Matt Kalman
December 08, 2018 - 2:03 pm

With eight fighting majors the Bruins are tied with the Colorado Avalanche and Detroit Red Wings for second place in the NHL, one behind the New York Rangers.

But that hasn’t stopped the chattering class from urging the Bruins to go out and acquire an “enforcer” so they don’t get pushed around. Never mind that the Bruins are playing without two of their tougher players, injured defensemen Zdeno Chara and Kevan Miller, and are probably lacking offensive skill – they’re 27th in goals scored per game – more than physicality.

Coach Bruce Cassidy was asked about whether he thinks the Bruins are missing an “enforcer” after their morning skate in preparation for Saturday night’s game against the Toronto Maple Leafs.

“I don’t know, I don’t think we need an enforcer. I think a couple of our heavier guys are hurt that take care of a lot of that,” Cassidy said. “So we look at our lineup for our team, we thought we’d have enough [toughness], then guys get hurt – even a guy like Bergy [Patrice Bergeron] that plays hard against everybody goes out, he’s certainly not a fighter by any means but he’s hard to play against – so you lose Miller, Zee, are you going to disrupt your whole team to do that?  I mean that’s Donny’s [general manager Don Sweeney] call. I think there’s been some games that we could certainly have used [one], teams I thought have taken a little bit of liberties with those guys out, but I think we always answer the bell.

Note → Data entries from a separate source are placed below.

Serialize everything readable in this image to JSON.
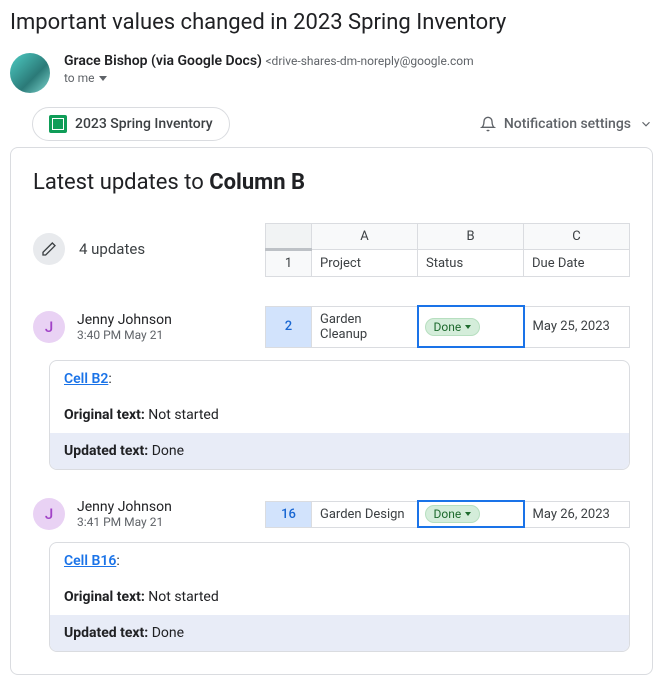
{
  "heading": "Important values changed in 2023 Spring Inventory",
  "sender": {
    "name": "Grace Bishop (via Google Docs)",
    "email": "<drive-shares-dm-noreply@google.com",
    "to_label": "to me"
  },
  "doc_chip": "2023 Spring Inventory",
  "notification_label": "Notification settings",
  "latest": {
    "prefix": "Latest updates to ",
    "column": "Column B"
  },
  "updates_count": "4 updates",
  "header_table": {
    "cols": [
      "A",
      "B",
      "C"
    ],
    "row1_num": "1",
    "row1": [
      "Project",
      "Status",
      "Due Date"
    ]
  },
  "updates": [
    {
      "avatar_initial": "J",
      "user": "Jenny Johnson",
      "time": "3:40 PM May 21",
      "row_num": "2",
      "cellA": "Garden Cleanup",
      "cellB_status": "Done",
      "cellC": "May 25, 2023",
      "cell_ref": "Cell B2",
      "original_label": "Original text:",
      "original_value": " Not started",
      "updated_label": "Updated text:",
      "updated_value": " Done"
    },
    {
      "avatar_initial": "J",
      "user": "Jenny Johnson",
      "time": "3:41 PM May 21",
      "row_num": "16",
      "cellA": "Garden Design",
      "cellB_status": "Done",
      "cellC": "May 26, 2023",
      "cell_ref": "Cell B16",
      "original_label": "Original text:",
      "original_value": " Not started",
      "updated_label": "Updated text:",
      "updated_value": " Done"
    }
  ]
}
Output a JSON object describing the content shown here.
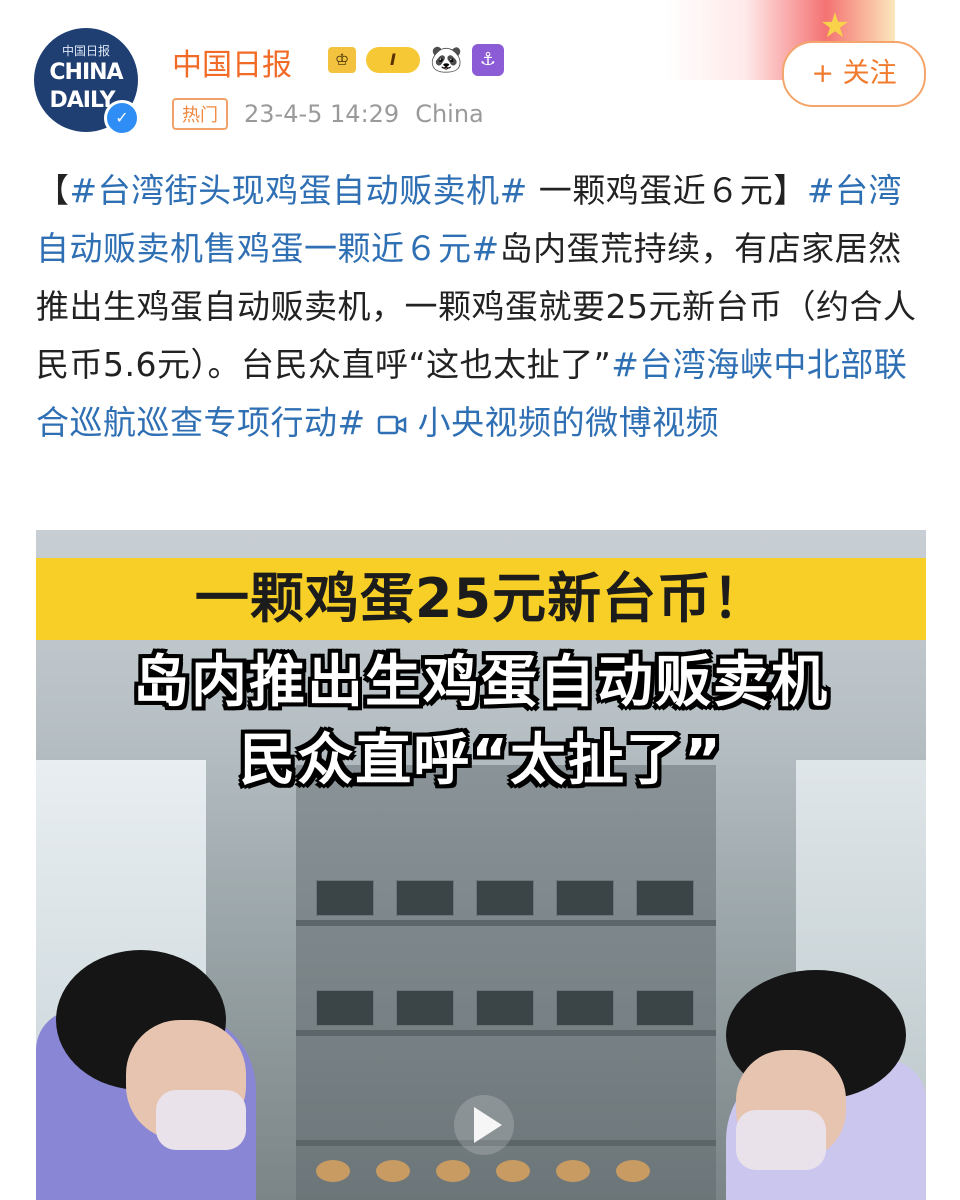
{
  "account": {
    "avatar_text_top": "中国日报",
    "avatar_text_1": "CHINA",
    "avatar_text_2": "DAILY",
    "name": "中国日报",
    "level_badge": "I",
    "verified_icon": "verified-icon"
  },
  "meta": {
    "hot_label": "热门",
    "time": "23-4-5 14:29",
    "location": "China"
  },
  "follow_button": "+ 关注",
  "post": {
    "bracket_open": "【",
    "tag1": "#台湾街头现鸡蛋自动贩卖机#",
    "headline": " 一颗鸡蛋近６元",
    "bracket_close": "】",
    "tag2": "#台湾自动贩卖机售鸡蛋一颗近６元#",
    "body": "岛内蛋荒持续，有店家居然推出生鸡蛋自动贩卖机，一颗鸡蛋就要25元新台币（约合人民币5.6元）。台民众直呼“这也太扯了”",
    "tag3": "#台湾海峡中北部联合巡航巡查专项行动#",
    "video_icon": "video-icon",
    "video_link": "小央视频的微博视频"
  },
  "video": {
    "banner": "一颗鸡蛋25元新台币！",
    "subtitle1": "岛内推出生鸡蛋自动贩卖机",
    "subtitle2": "民众直呼“太扯了”",
    "play_icon": "play-icon"
  },
  "colors": {
    "name_orange": "#f26b26",
    "link_blue": "#2f6fb4",
    "banner_yellow": "#f7cf26"
  }
}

“May not be with our biggest guys now because they're out for obvious reasons. So I guess to answer your original question, I don’t think we need an enforcer, we just need to continue to have a team-toughness mentality and make sure we’re in there. I always think if you initiate you don’t have to retaliate, it takes care a lot of that. Maybe that’s where we need to be better is to put teams on their heels and we’d be hard on their skill before they become hard on ours. And usually to do that you take the lead, so playing from behind that’s where you have to better ... I don’t want them in the box all night either. So that’s part of it, get a lead and play their skill hard.”

The issue of adding toughness really arose after two straight games center David Krejci was run over the neutral zone. The second time it happened Joakim Nordstrom picked up his second NHL fighting major by challenging Luke Witkowski.

Cassidy’s response may sound like he’s toeing the company line, but he's also expressing a theory that was espoused in this space six days ago. If David Backes, Sean Kuraly and Boston’s other bigger, healthy bodies start throwing their weight around earlier in games and giving opponents something to think about, said opponents will be less likely to take liberties. And in the modern-day NHL, that’s how teams generate their toughness.

DeBrusk dinged

The Bruins will be missing forward Jake DeBrusk because of a possible concussion. DeBrusk told Cassidy he wasn’t feeling right Friday and now the wing has been ruled out against Toronto and for the game at Ottawa on Sunday.

Smith arrives

Gemel Smith was claimed off waivers from Dallas Thursday and will make his Boston debut on Saturday.

“I’m excited. A new experience, I’m happy to be here and excited to get going,” Smith said.

Goalies rotating

Jaroslav Halak will start in net for the second time in three games after Tuukka Rask played in the 3-2 loss at Tampa Bay on Thursday.

Related: How Bruins wasted McAvoy’s return and lost their third straight game